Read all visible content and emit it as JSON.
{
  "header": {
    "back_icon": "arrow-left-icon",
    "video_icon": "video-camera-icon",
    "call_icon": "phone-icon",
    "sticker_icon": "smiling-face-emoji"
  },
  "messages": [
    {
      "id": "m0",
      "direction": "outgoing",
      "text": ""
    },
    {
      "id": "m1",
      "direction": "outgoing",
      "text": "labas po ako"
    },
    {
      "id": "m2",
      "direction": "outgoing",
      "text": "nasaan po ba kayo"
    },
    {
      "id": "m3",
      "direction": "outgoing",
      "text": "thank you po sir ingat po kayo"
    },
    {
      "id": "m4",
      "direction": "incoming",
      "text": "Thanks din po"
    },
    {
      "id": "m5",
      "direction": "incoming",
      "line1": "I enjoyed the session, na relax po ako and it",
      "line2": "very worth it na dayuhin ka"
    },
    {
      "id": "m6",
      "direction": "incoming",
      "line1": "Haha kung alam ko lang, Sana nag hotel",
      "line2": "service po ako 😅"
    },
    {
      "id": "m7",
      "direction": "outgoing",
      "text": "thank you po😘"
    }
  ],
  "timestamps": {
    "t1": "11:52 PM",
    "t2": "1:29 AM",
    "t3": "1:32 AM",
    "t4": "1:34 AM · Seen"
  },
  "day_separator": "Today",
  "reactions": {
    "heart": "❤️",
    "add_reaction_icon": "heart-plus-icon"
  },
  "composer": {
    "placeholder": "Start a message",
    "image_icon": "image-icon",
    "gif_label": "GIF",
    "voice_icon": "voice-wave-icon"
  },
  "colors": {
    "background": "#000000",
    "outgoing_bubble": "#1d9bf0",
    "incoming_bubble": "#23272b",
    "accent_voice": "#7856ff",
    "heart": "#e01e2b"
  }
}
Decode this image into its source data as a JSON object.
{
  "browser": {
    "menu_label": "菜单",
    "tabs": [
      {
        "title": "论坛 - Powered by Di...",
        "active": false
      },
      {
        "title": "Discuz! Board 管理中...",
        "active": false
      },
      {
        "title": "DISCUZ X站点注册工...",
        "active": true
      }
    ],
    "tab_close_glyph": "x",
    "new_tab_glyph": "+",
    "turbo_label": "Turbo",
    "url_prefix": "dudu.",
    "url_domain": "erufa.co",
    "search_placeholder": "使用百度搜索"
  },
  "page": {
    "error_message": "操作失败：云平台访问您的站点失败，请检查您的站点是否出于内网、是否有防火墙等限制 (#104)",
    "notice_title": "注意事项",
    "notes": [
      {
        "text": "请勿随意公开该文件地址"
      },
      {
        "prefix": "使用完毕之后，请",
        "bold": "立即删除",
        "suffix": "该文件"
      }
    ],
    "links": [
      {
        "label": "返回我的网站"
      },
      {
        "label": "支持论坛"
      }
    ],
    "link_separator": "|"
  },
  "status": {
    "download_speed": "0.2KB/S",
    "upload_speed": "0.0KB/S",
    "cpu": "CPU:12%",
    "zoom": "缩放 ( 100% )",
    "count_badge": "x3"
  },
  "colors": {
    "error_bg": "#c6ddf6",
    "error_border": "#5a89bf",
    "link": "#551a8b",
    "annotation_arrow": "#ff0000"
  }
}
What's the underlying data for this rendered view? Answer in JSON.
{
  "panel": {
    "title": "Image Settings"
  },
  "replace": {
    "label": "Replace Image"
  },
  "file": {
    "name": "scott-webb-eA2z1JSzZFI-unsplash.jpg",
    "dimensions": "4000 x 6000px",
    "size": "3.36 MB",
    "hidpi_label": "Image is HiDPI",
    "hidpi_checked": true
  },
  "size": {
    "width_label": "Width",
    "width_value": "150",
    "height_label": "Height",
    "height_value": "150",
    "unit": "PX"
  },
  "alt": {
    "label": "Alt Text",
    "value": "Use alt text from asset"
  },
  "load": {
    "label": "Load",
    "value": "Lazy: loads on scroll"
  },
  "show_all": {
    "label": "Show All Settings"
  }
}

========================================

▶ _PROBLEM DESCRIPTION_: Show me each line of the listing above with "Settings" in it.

▶ _WRITTEN SOLUTION_:
    "title": "Image Settings"
    "label": "Show All Settings"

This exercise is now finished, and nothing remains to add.